Wonderful pic. You can’t beat capturing a time when elegance and personal style were not uncommon. One can only hope that as he ages to be as well put together and crisp as this gentleman. Love the collar pin and tie clip.
if i hadn’t realized the importance of looking sharp in the face of casual fridays, this post would start me thinking about how these guys have taken such pride in their appearance for such a long time. i venture that sunday’s are not the only days this guy looks so put together.
Curley was one of the elevator operators in the 1980s at my high school in Brooklyn (it was 13 stories tall!). He was always super nice. Amazing to see him here! He had to wear a uniform when he was at my school, but here he looks really dapper.
I’ve never commented on one of your photos before, but this one particularly struck me. This man exudes so much confidence and pride in himself that it just spills out of my computer screen. Simply fantastic.

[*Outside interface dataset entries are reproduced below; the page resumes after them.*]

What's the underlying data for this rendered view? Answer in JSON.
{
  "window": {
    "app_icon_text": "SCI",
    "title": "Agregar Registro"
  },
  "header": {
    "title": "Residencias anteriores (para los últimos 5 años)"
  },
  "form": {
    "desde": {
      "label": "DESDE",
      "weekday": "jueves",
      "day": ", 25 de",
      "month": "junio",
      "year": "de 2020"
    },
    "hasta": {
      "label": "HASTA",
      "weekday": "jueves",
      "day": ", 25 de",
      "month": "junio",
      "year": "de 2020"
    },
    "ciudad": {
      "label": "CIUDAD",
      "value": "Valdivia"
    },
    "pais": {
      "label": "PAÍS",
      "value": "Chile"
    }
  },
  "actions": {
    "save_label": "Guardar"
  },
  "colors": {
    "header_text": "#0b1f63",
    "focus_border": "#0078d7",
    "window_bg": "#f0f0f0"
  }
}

You are often in Harlem on Sundays–are you going to church or are you going to a gospel brunch or just plain brunch somewhere? Or shopping or what? And how do you travel so much & stay sane? Your wife must be a really nice, really cool lady.
Whatever you do there on Sundays, I love it. Go to Abyssinian some Sunday and get some shots of the folks; you’ll be in sartorial heaven!
What I particularly love about both of the Harlem portraits is the personality of the subjects, which is so apparent in their dress and demeanor. At a time when so many choose to be sloppy, and at an age where they could get away with wearing whatever they want, they’ve both chosen to look sharp because they’re proud of who they are and the lives they’ve led. There are whole worlds within these photographs. Thanks for sharing them with us, Sart.
This gentleman isn’t an usher, but a deacon. He is charged, as a deacon, to wear a black suit, white shirt, black tie, on 1st and 3rd Sundays. You can best-well believe that this young man wouldn’t be seen in anything less on the respective Sundays. He reminds me very much of the deacons in the church that I grew up in. Many African-Americans escaped the Jim Crow South in the 40′s, 50′s, and 60′s, and their wonderful style infiltrated places like Harlem, Detroit, Chicago, Philly, etc.
I’m sure that this youngster was no different. The church gave these men a sense of belonging and something to represent. It beams through their confidence and the way they don their duds.
I want to applaud this blog’s diversity. You never fail to impress me with your eye for not only fashion, but the confidence and swagger that it takes to be a true man of style.
As a resident of Harlem, it’s nice to see some of the locals on your blog. I opted to live here, rather than SoHo, Billyburg, or the LES, because it’s beyond stylish and not at all obvious. Cheers and Props to you and the stylish residents of Harlem.